What is expected -
Your answer must restate the listing below word for word and contain no images.

Supplied entries -
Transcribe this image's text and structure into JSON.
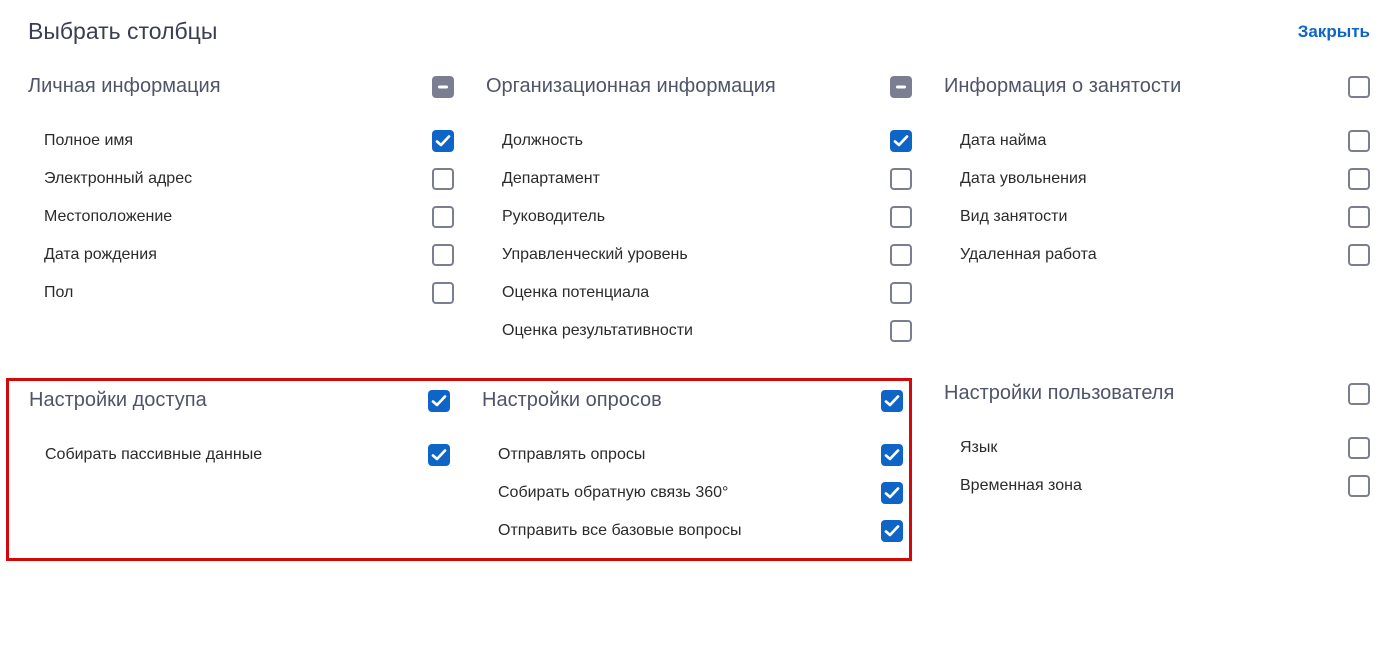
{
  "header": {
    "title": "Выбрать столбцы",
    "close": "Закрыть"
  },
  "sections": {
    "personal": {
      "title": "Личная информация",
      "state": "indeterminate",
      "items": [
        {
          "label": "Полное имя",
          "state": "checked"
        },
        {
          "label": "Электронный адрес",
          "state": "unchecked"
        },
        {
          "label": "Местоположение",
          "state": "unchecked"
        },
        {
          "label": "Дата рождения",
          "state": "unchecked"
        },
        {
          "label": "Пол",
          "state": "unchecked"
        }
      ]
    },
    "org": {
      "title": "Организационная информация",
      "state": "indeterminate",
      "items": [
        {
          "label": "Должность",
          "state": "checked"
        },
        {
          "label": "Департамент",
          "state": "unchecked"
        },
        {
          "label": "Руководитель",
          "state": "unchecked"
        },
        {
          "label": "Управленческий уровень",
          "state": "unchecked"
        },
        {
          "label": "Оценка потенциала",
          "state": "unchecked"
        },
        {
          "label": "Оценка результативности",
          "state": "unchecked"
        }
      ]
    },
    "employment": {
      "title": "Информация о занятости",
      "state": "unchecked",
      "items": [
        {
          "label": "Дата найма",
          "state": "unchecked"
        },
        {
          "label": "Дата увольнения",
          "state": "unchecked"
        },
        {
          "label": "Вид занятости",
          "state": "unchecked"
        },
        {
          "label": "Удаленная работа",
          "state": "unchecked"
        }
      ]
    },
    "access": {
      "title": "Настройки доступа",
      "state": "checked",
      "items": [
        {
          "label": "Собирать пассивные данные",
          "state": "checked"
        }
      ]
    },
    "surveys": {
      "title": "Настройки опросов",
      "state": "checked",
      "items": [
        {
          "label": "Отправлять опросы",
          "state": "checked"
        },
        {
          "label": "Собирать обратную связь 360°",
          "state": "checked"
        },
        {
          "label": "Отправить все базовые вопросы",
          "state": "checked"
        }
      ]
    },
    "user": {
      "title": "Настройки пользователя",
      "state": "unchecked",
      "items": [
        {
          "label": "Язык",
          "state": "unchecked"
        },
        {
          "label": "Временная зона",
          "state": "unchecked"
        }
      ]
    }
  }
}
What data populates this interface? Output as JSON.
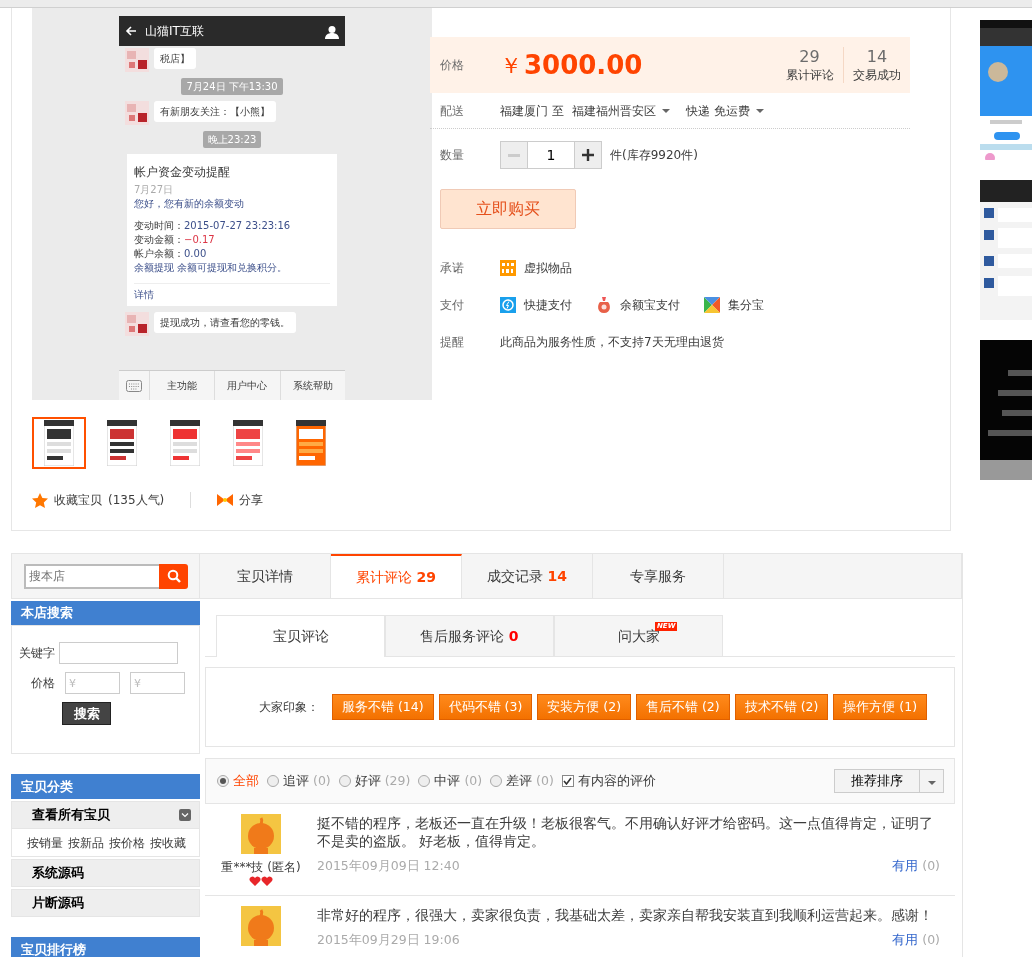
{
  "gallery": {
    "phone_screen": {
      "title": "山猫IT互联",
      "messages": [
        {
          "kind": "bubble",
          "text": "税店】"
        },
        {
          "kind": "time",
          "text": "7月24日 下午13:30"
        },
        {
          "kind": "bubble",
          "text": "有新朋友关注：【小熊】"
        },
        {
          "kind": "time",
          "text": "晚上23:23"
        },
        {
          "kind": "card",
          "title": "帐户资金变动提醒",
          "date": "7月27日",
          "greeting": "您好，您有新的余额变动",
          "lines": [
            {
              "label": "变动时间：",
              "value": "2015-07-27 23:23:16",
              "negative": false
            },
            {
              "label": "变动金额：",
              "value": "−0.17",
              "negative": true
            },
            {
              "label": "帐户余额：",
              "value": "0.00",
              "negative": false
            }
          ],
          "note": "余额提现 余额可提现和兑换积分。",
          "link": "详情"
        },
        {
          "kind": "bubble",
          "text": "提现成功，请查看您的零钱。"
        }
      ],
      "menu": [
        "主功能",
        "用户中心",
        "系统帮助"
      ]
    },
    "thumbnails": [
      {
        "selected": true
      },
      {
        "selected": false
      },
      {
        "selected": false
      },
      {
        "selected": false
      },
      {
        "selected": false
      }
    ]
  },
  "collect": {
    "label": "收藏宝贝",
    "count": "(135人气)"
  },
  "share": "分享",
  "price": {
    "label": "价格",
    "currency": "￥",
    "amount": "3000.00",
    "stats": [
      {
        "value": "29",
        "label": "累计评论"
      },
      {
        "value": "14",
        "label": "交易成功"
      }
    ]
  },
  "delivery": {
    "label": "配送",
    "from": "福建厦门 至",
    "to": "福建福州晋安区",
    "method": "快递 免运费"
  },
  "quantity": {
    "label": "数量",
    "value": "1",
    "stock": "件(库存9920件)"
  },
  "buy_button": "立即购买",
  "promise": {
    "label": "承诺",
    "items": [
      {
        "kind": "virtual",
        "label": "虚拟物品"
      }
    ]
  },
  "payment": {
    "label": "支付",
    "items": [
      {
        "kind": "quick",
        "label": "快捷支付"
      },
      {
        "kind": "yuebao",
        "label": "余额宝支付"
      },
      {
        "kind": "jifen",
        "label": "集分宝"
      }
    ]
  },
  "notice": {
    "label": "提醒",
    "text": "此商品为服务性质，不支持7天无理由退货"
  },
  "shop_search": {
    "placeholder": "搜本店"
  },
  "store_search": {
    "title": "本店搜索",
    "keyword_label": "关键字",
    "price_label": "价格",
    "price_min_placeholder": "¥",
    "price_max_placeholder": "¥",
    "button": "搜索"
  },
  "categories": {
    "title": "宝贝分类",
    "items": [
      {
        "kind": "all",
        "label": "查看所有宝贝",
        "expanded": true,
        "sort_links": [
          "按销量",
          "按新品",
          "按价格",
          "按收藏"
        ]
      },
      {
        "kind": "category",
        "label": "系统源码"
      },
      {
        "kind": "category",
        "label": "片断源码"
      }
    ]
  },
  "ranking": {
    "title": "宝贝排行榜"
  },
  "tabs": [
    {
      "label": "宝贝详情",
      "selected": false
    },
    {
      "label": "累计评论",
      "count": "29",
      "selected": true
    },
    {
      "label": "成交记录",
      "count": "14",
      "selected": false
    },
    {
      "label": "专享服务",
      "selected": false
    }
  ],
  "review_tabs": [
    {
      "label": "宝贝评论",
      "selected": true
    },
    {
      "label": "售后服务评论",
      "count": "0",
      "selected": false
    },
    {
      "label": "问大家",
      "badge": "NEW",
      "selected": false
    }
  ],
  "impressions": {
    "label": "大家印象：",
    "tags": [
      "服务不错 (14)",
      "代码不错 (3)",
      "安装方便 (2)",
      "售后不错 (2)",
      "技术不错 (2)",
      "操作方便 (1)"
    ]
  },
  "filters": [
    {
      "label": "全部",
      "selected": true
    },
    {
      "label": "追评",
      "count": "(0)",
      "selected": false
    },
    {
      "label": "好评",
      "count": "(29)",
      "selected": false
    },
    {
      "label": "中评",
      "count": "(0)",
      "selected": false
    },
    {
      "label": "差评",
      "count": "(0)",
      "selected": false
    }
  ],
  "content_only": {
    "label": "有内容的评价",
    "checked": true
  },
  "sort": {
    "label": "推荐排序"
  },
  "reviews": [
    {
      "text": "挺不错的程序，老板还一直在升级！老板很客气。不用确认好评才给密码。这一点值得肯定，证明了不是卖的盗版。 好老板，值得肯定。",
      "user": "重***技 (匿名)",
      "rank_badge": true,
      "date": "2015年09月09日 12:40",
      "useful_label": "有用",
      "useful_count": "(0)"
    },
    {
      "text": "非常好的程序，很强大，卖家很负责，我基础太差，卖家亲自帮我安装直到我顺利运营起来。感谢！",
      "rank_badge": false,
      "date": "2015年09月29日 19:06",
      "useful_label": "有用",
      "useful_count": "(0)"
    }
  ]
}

Response -
Transcribe this image's text and structure into JSON.
{
  "header": {
    "title": "Выбрать столбцы",
    "close": "Закрыть"
  },
  "sections": {
    "personal": {
      "title": "Личная информация",
      "state": "indeterminate",
      "items": [
        {
          "label": "Полное имя",
          "state": "checked"
        },
        {
          "label": "Электронный адрес",
          "state": "unchecked"
        },
        {
          "label": "Местоположение",
          "state": "unchecked"
        },
        {
          "label": "Дата рождения",
          "state": "unchecked"
        },
        {
          "label": "Пол",
          "state": "unchecked"
        }
      ]
    },
    "org": {
      "title": "Организационная информация",
      "state": "indeterminate",
      "items": [
        {
          "label": "Должность",
          "state": "checked"
        },
        {
          "label": "Департамент",
          "state": "unchecked"
        },
        {
          "label": "Руководитель",
          "state": "unchecked"
        },
        {
          "label": "Управленческий уровень",
          "state": "unchecked"
        },
        {
          "label": "Оценка потенциала",
          "state": "unchecked"
        },
        {
          "label": "Оценка результативности",
          "state": "unchecked"
        }
      ]
    },
    "employment": {
      "title": "Информация о занятости",
      "state": "unchecked",
      "items": [
        {
          "label": "Дата найма",
          "state": "unchecked"
        },
        {
          "label": "Дата увольнения",
          "state": "unchecked"
        },
        {
          "label": "Вид занятости",
          "state": "unchecked"
        },
        {
          "label": "Удаленная работа",
          "state": "unchecked"
        }
      ]
    },
    "access": {
      "title": "Настройки доступа",
      "state": "checked",
      "items": [
        {
          "label": "Собирать пассивные данные",
          "state": "checked"
        }
      ]
    },
    "surveys": {
      "title": "Настройки опросов",
      "state": "checked",
      "items": [
        {
          "label": "Отправлять опросы",
          "state": "checked"
        },
        {
          "label": "Собирать обратную связь 360°",
          "state": "checked"
        },
        {
          "label": "Отправить все базовые вопросы",
          "state": "checked"
        }
      ]
    },
    "user": {
      "title": "Настройки пользователя",
      "state": "unchecked",
      "items": [
        {
          "label": "Язык",
          "state": "unchecked"
        },
        {
          "label": "Временная зона",
          "state": "unchecked"
        }
      ]
    }
  }
}
What data populates this interface? Output as JSON.
{
  "gallery": {
    "phone_screen": {
      "title": "山猫IT互联",
      "messages": [
        {
          "kind": "bubble",
          "text": "税店】"
        },
        {
          "kind": "time",
          "text": "7月24日 下午13:30"
        },
        {
          "kind": "bubble",
          "text": "有新朋友关注：【小熊】"
        },
        {
          "kind": "time",
          "text": "晚上23:23"
        },
        {
          "kind": "card",
          "title": "帐户资金变动提醒",
          "date": "7月27日",
          "greeting": "您好，您有新的余额变动",
          "lines": [
            {
              "label": "变动时间：",
              "value": "2015-07-27 23:23:16",
              "negative": false
            },
            {
              "label": "变动金额：",
              "value": "−0.17",
              "negative": true
            },
            {
              "label": "帐户余额：",
              "value": "0.00",
              "negative": false
            }
          ],
          "note": "余额提现 余额可提现和兑换积分。",
          "link": "详情"
        },
        {
          "kind": "bubble",
          "text": "提现成功，请查看您的零钱。"
        }
      ],
      "menu": [
        "主功能",
        "用户中心",
        "系统帮助"
      ]
    },
    "thumbnails": [
      {
        "selected": true
      },
      {
        "selected": false
      },
      {
        "selected": false
      },
      {
        "selected": false
      },
      {
        "selected": false
      }
    ]
  },
  "collect": {
    "label": "收藏宝贝",
    "count": "(135人气)"
  },
  "share": "分享",
  "price": {
    "label": "价格",
    "currency": "￥",
    "amount": "3000.00",
    "stats": [
      {
        "value": "29",
        "label": "累计评论"
      },
      {
        "value": "14",
        "label": "交易成功"
      }
    ]
  },
  "delivery": {
    "label": "配送",
    "from": "福建厦门 至",
    "to": "福建福州晋安区",
    "method": "快递 免运费"
  },
  "quantity": {
    "label": "数量",
    "value": "1",
    "stock": "件(库存9920件)"
  },
  "buy_button": "立即购买",
  "promise": {
    "label": "承诺",
    "items": [
      {
        "kind": "virtual",
        "label": "虚拟物品"
      }
    ]
  },
  "payment": {
    "label": "支付",
    "items": [
      {
        "kind": "quick",
        "label": "快捷支付"
      },
      {
        "kind": "yuebao",
        "label": "余额宝支付"
      },
      {
        "kind": "jifen",
        "label": "集分宝"
      }
    ]
  },
  "notice": {
    "label": "提醒",
    "text": "此商品为服务性质，不支持7天无理由退货"
  },
  "shop_search": {
    "placeholder": "搜本店"
  },
  "store_search": {
    "title": "本店搜索",
    "keyword_label": "关键字",
    "price_label": "价格",
    "price_min_placeholder": "¥",
    "price_max_placeholder": "¥",
    "button": "搜索"
  },
  "categories": {
    "title": "宝贝分类",
    "items": [
      {
        "kind": "all",
        "label": "查看所有宝贝",
        "expanded": true,
        "sort_links": [
          "按销量",
          "按新品",
          "按价格",
          "按收藏"
        ]
      },
      {
        "kind": "category",
        "label": "系统源码"
      },
      {
        "kind": "category",
        "label": "片断源码"
      }
    ]
  },
  "ranking": {
    "title": "宝贝排行榜"
  },
  "tabs": [
    {
      "label": "宝贝详情",
      "selected": false
    },
    {
      "label": "累计评论",
      "count": "29",
      "selected": true
    },
    {
      "label": "成交记录",
      "count": "14",
      "selected": false
    },
    {
      "label": "专享服务",
      "selected": false
    }
  ],
  "review_tabs": [
    {
      "label": "宝贝评论",
      "selected": true
    },
    {
      "label": "售后服务评论",
      "count": "0",
      "selected": false
    },
    {
      "label": "问大家",
      "badge": "NEW",
      "selected": false
    }
  ],
  "impressions": {
    "label": "大家印象：",
    "tags": [
      "服务不错 (14)",
      "代码不错 (3)",
      "安装方便 (2)",
      "售后不错 (2)",
      "技术不错 (2)",
      "操作方便 (1)"
    ]
  },
  "filters": [
    {
      "label": "全部",
      "selected": true
    },
    {
      "label": "追评",
      "count": "(0)",
      "selected": false
    },
    {
      "label": "好评",
      "count": "(29)",
      "selected": false
    },
    {
      "label": "中评",
      "count": "(0)",
      "selected": false
    },
    {
      "label": "差评",
      "count": "(0)",
      "selected": false
    }
  ],
  "content_only": {
    "label": "有内容的评价",
    "checked": true
  },
  "sort": {
    "label": "推荐排序"
  },
  "reviews": [
    {
      "text": "挺不错的程序，老板还一直在升级！老板很客气。不用确认好评才给密码。这一点值得肯定，证明了不是卖的盗版。 好老板，值得肯定。",
      "user": "重***技 (匿名)",
      "rank_badge": true,
      "date": "2015年09月09日 12:40",
      "useful_label": "有用",
      "useful_count": "(0)"
    },
    {
      "text": "非常好的程序，很强大，卖家很负责，我基础太差，卖家亲自帮我安装直到我顺利运营起来。感谢！",
      "rank_badge": false,
      "date": "2015年09月29日 19:06",
      "useful_label": "有用",
      "useful_count": "(0)"
    }
  ]
}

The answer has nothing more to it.